:: Data for this task ::

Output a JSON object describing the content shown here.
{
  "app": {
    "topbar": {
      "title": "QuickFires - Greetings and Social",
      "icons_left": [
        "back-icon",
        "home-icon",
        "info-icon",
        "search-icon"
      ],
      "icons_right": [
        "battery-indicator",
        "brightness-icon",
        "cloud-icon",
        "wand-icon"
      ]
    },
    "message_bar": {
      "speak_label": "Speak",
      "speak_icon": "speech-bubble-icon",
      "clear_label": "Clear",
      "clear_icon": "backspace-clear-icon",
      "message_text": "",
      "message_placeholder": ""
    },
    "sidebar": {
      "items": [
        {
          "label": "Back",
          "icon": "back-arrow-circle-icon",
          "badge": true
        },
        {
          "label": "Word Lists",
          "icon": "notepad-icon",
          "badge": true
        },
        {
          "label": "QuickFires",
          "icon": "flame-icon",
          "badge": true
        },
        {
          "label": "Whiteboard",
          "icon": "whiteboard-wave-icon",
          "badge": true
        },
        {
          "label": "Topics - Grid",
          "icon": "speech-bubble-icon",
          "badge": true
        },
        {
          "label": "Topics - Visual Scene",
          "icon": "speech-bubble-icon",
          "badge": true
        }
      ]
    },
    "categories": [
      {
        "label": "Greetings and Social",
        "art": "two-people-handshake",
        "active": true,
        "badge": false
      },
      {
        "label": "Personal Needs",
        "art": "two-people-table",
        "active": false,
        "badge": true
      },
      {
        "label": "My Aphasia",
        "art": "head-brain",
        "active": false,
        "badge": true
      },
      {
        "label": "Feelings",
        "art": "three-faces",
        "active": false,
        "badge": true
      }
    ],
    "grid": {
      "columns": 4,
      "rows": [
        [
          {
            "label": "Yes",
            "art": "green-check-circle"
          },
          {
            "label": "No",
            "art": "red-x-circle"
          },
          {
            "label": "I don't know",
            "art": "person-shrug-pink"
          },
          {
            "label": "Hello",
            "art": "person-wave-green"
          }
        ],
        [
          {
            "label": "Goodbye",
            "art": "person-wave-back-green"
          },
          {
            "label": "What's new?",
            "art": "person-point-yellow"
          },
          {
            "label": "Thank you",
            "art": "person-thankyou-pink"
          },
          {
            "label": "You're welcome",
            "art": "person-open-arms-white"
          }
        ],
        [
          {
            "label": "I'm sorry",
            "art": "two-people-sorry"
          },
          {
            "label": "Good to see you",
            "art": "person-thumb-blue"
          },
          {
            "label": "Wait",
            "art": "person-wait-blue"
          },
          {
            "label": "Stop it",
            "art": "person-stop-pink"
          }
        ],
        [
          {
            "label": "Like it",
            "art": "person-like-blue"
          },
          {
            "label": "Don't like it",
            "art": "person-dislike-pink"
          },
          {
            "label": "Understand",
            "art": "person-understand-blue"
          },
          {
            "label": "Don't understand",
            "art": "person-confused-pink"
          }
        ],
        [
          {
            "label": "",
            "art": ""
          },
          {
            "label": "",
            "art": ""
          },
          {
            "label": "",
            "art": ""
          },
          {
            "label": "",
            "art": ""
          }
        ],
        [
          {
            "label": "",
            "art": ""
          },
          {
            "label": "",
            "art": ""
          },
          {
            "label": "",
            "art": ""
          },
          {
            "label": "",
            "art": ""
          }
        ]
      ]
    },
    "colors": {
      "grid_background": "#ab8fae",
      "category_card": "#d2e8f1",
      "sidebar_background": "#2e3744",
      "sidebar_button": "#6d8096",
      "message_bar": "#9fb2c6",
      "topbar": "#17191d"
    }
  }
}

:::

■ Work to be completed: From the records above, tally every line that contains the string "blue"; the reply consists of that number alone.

■ Written reply: 4